My movement to university was tricky. I had a huge space of time between my last exams and entering university, so I felt that I got out of study. I also wanted to leave some of the peer groups that I had relied on – and suffered – throughout school! Days rolled into one.
Upon arriving at university I was aware of wanting to make some connections. I arrived a little later than other people and felt that others knew each other, speaking freely and warmly. I spoke to Ian, a rugby guy, and it was apparent that many people did know each other.
Since no-one knew each other, it was very free socially.
I signed up to as many groups as possible. The Finnish society did the best parties!
Moving the Philippines was quite easy for me. Like with university, many things were set up. I had some ideas about how I wanted to present myself. I was more comfortable with certain people than others, but I made an effort to speak to everyone and to not pin myself to one social group too quickly.
* How is the Lockdown affecting your transition at the moment and what helps you cope? Advice to students?
2. F – How did you say goodbye? What were some of your favourite rituals that have been helpful to you?
Whenever I say goodbye I often do so with a meal. Food has always been a great place to share culture. I tended to have different goodbyes with different people rather than all at once. Going to watch a film or a play or a concert is pretty good as well, as it is a shared experience.
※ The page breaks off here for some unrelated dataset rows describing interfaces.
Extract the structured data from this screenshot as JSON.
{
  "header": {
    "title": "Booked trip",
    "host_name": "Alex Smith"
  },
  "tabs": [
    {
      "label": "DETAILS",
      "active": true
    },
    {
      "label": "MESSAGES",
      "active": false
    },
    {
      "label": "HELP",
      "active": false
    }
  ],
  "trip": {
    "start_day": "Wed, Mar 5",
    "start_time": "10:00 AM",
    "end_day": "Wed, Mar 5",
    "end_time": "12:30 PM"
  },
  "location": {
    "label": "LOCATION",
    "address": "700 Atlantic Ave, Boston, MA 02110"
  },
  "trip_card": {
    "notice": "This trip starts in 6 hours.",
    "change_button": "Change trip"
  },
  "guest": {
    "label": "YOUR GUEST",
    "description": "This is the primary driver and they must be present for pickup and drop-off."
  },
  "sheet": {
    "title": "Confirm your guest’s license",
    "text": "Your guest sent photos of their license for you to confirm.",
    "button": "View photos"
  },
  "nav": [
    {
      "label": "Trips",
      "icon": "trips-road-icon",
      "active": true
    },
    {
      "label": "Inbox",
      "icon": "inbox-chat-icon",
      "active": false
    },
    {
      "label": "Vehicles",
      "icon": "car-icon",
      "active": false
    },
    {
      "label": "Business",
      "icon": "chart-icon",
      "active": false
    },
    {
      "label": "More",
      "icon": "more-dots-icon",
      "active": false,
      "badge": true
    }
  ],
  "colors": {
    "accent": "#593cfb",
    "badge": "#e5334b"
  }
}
3. T- What are some points of focus that you’ve found helpful in transitioning to your destination?
The first thing for me was to find groups who shared a common focus: Wolves FC fans, writing and reading groups, a hockey club or casual football. This allows me to create a routine as these groups tend to meet at a common time and have something purposeful to talk about.
Without this I find that groups tended to be form based on who you meet at the bar. Those can be fun groups, but are weak for actual friendship groups.
If you are lucky, the people who will live with will become good friends. But for someone like me, I liked avoiding being beholden to them